BEGIN

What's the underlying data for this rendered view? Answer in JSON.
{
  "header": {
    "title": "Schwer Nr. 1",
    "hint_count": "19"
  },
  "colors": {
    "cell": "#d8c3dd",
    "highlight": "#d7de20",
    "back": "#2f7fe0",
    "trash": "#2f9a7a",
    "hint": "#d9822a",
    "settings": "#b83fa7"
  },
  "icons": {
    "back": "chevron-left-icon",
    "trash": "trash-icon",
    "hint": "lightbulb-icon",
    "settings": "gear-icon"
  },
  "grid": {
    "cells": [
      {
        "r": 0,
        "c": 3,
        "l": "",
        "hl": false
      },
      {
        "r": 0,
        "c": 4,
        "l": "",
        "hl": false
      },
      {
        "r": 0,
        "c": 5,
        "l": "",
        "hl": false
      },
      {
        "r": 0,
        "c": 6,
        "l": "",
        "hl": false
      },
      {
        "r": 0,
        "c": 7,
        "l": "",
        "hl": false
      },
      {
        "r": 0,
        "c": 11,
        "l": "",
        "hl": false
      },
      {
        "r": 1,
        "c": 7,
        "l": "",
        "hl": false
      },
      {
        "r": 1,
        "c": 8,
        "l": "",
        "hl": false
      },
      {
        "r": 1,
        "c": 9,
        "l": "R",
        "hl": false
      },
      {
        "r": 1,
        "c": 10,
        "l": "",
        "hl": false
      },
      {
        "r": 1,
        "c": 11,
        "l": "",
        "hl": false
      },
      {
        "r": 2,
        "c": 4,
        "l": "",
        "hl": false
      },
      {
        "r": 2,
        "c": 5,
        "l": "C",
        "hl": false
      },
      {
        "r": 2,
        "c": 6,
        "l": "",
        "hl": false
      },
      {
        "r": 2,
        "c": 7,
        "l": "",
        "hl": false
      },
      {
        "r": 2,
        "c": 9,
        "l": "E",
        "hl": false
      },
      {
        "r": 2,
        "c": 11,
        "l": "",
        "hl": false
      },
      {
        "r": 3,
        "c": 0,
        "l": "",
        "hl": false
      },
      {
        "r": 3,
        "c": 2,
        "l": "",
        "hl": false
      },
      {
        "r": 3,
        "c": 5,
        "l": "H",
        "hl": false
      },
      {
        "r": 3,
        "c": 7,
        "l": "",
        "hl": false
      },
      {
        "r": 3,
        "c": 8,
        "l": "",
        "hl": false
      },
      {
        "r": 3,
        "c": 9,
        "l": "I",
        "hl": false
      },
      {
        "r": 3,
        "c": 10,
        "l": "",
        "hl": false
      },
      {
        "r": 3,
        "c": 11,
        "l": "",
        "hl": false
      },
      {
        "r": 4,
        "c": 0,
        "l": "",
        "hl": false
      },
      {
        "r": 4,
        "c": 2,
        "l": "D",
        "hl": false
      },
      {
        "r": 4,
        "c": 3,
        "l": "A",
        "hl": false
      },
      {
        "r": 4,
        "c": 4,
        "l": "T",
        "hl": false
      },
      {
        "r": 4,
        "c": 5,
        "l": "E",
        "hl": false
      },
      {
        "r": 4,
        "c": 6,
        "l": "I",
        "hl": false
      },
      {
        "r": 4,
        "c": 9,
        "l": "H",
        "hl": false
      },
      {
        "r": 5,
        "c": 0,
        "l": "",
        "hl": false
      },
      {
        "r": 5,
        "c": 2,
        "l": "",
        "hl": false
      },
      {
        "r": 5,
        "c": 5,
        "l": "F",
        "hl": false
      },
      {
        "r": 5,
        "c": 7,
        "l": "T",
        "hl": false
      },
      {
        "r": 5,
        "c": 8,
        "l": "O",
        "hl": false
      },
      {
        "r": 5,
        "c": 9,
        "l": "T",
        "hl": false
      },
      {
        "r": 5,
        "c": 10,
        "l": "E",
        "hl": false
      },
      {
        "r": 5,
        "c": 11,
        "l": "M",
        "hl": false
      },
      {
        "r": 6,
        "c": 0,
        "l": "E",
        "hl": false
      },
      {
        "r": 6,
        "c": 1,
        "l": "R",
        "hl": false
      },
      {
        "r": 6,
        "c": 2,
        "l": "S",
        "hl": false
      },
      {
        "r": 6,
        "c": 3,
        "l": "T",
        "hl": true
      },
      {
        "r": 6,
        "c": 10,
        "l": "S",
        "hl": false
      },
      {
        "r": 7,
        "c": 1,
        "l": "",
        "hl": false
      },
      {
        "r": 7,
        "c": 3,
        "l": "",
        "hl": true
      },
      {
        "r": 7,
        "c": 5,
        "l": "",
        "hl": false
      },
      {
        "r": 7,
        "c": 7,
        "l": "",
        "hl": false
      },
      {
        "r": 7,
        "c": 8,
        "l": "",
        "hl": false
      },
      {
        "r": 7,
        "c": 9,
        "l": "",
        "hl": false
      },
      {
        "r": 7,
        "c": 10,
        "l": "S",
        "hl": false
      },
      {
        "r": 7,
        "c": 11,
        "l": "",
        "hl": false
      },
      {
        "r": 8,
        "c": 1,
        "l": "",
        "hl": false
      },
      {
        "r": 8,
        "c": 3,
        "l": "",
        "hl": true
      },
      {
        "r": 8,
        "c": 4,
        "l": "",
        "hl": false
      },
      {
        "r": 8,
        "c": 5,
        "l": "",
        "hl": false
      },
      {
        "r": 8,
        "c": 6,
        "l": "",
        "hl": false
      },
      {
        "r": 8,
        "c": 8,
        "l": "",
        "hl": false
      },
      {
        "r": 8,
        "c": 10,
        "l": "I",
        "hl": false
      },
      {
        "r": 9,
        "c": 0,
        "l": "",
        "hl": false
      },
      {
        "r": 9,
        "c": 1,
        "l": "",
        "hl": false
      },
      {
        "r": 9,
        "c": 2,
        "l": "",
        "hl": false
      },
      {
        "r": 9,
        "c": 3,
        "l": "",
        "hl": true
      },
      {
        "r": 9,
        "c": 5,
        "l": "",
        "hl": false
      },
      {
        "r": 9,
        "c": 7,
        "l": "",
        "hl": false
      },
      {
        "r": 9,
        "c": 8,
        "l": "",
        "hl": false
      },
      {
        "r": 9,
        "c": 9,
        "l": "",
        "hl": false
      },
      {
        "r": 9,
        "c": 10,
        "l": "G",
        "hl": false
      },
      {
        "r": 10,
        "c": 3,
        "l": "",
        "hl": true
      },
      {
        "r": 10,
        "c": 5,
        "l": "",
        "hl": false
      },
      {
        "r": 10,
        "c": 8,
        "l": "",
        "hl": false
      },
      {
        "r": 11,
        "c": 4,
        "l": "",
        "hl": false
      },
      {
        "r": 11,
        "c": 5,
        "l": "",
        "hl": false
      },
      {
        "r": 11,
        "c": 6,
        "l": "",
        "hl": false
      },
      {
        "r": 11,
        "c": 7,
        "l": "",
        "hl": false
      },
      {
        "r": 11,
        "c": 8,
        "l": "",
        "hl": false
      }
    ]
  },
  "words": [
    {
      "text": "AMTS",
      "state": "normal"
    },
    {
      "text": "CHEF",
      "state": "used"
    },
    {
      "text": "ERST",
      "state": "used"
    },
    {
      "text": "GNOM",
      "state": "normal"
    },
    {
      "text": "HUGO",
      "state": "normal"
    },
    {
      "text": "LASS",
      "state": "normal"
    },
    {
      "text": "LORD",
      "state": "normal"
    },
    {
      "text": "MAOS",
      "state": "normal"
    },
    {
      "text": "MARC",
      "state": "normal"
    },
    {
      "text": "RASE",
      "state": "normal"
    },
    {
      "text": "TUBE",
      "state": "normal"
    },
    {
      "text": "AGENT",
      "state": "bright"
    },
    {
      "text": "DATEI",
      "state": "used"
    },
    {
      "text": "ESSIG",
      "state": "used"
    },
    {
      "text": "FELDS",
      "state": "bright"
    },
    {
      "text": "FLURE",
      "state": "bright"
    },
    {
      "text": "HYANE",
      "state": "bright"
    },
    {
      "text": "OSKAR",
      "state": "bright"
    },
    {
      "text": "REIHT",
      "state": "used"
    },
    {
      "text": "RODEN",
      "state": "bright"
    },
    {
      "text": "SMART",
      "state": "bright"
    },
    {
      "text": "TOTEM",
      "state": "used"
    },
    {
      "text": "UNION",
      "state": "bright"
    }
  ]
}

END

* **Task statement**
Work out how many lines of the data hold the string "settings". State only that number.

* **Completed task**
2